TASK TO CARRY OUT:
Your task is to repeat the entries underneath exactly, minus the pictures.

[Stored dataset items]
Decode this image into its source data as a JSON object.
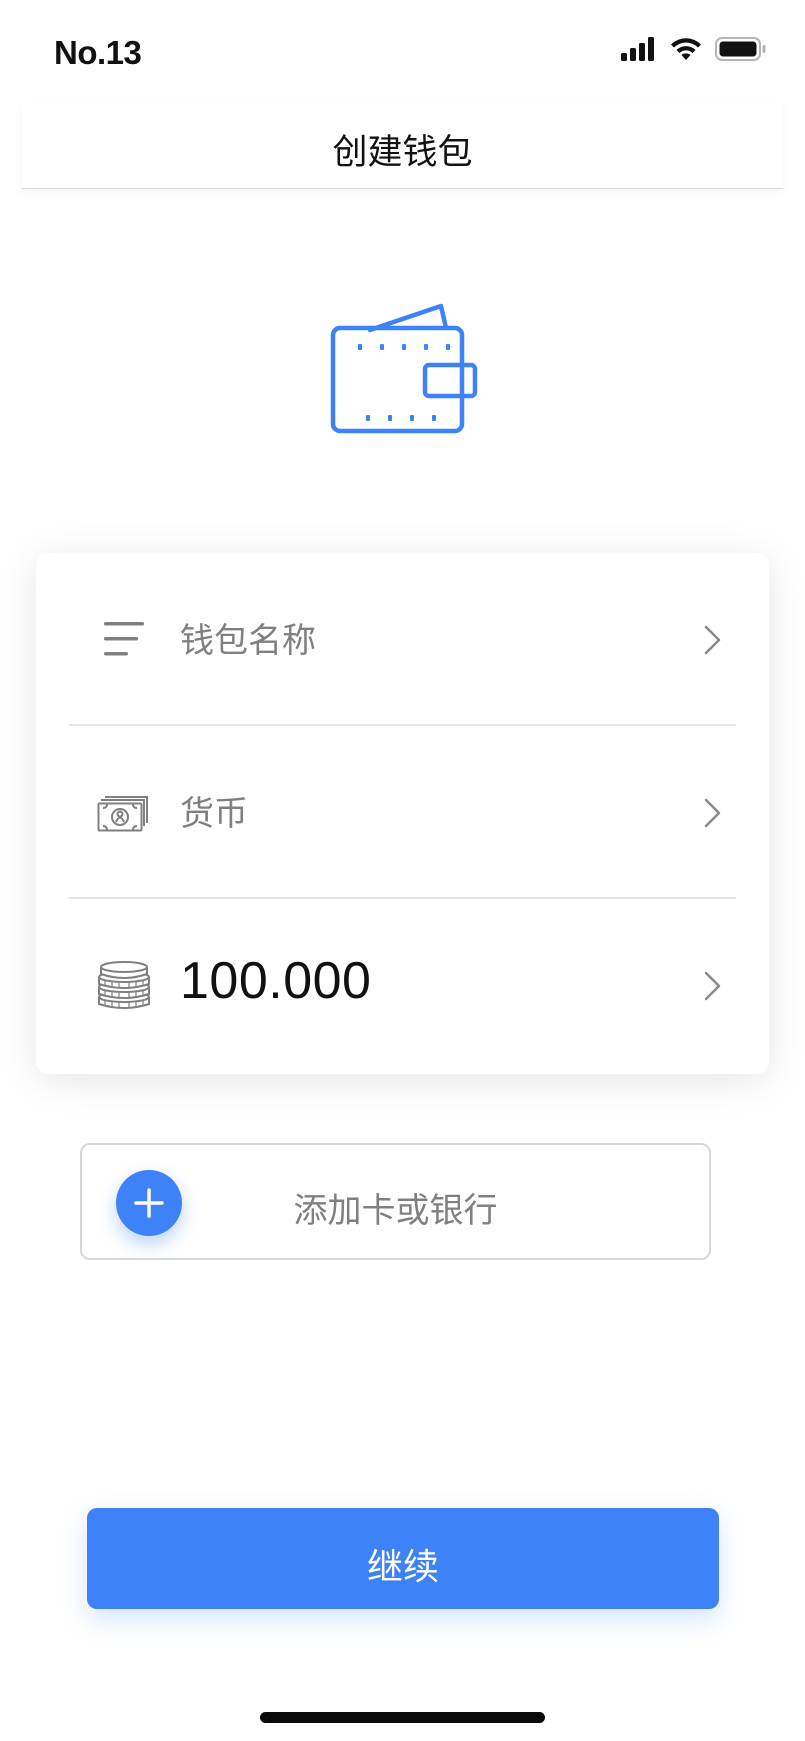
{
  "status_bar": {
    "carrier": "No.13",
    "signal_icon": "cellular-signal-icon",
    "wifi_icon": "wifi-icon",
    "battery_icon": "battery-icon"
  },
  "header": {
    "title": "创建钱包"
  },
  "illustration": {
    "icon": "wallet-icon",
    "color": "#3e82f7"
  },
  "form": {
    "rows": [
      {
        "icon": "menu-lines-icon",
        "label": "钱包名称",
        "chevron": "chevron-right-icon"
      },
      {
        "icon": "banknote-icon",
        "label": "货币",
        "chevron": "chevron-right-icon"
      },
      {
        "icon": "coin-stack-icon",
        "value": "100.000",
        "chevron": "chevron-right-icon"
      }
    ]
  },
  "add_card": {
    "label": "添加卡或银行",
    "icon": "plus-icon"
  },
  "continue_button": {
    "label": "继续"
  },
  "colors": {
    "accent": "#3e82f7",
    "muted_text": "#808080",
    "divider": "#e6e6e6"
  }
}
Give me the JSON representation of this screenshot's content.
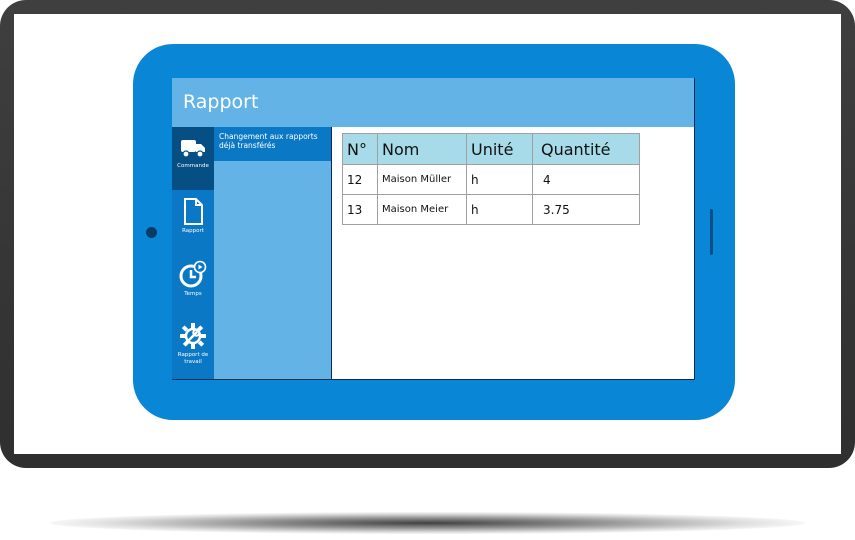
{
  "app": {
    "title": "Rapport"
  },
  "nav": {
    "items": [
      {
        "label": "Commande",
        "icon": "truck-icon",
        "active": true
      },
      {
        "label": "Rapport",
        "icon": "document-icon",
        "active": false
      },
      {
        "label": "Temps",
        "icon": "clock-icon",
        "active": false
      },
      {
        "label": "Rapport de travail",
        "icon": "gear-wrench-icon",
        "active": false
      }
    ]
  },
  "subpanel": {
    "items": [
      {
        "label": "Changement aux rapports déjà transférés",
        "selected": true
      }
    ]
  },
  "table": {
    "headers": [
      "N°",
      "Nom",
      "Unité",
      "Quantité"
    ],
    "rows": [
      {
        "no": "12",
        "nom": "Maison Müller",
        "unite": "h",
        "quantite": "4"
      },
      {
        "no": "13",
        "nom": "Maison Meier",
        "unite": "h",
        "quantite": "3.75"
      }
    ]
  },
  "colors": {
    "tablet": "#0a86d6",
    "header": "#64b3e6",
    "nav": "#0a78c4",
    "nav_active": "#064f85",
    "table_header": "#a8dbe9",
    "monitor": "#333333"
  }
}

SOLVED PROBLEM:
Decode this image into its source data as a JSON object.
{
  "status_bar": {
    "carrier": "No.13",
    "signal_icon": "cellular-signal-icon",
    "wifi_icon": "wifi-icon",
    "battery_icon": "battery-icon"
  },
  "header": {
    "title": "创建钱包"
  },
  "illustration": {
    "icon": "wallet-icon",
    "color": "#3e82f7"
  },
  "form": {
    "rows": [
      {
        "icon": "menu-lines-icon",
        "label": "钱包名称",
        "chevron": "chevron-right-icon"
      },
      {
        "icon": "banknote-icon",
        "label": "货币",
        "chevron": "chevron-right-icon"
      },
      {
        "icon": "coin-stack-icon",
        "value": "100.000",
        "chevron": "chevron-right-icon"
      }
    ]
  },
  "add_card": {
    "label": "添加卡或银行",
    "icon": "plus-icon"
  },
  "continue_button": {
    "label": "继续"
  },
  "colors": {
    "accent": "#3e82f7",
    "muted_text": "#808080",
    "divider": "#e6e6e6"
  }
}
Give me the JSON representation of this screenshot's content.
{
  "app": {
    "title": "Rapport"
  },
  "nav": {
    "items": [
      {
        "label": "Commande",
        "icon": "truck-icon",
        "active": true
      },
      {
        "label": "Rapport",
        "icon": "document-icon",
        "active": false
      },
      {
        "label": "Temps",
        "icon": "clock-icon",
        "active": false
      },
      {
        "label": "Rapport de travail",
        "icon": "gear-wrench-icon",
        "active": false
      }
    ]
  },
  "subpanel": {
    "items": [
      {
        "label": "Changement aux rapports déjà transférés",
        "selected": true
      }
    ]
  },
  "table": {
    "headers": [
      "N°",
      "Nom",
      "Unité",
      "Quantité"
    ],
    "rows": [
      {
        "no": "12",
        "nom": "Maison Müller",
        "unite": "h",
        "quantite": "4"
      },
      {
        "no": "13",
        "nom": "Maison Meier",
        "unite": "h",
        "quantite": "3.75"
      }
    ]
  },
  "colors": {
    "tablet": "#0a86d6",
    "header": "#64b3e6",
    "nav": "#0a78c4",
    "nav_active": "#064f85",
    "table_header": "#a8dbe9",
    "monitor": "#333333"
  }
}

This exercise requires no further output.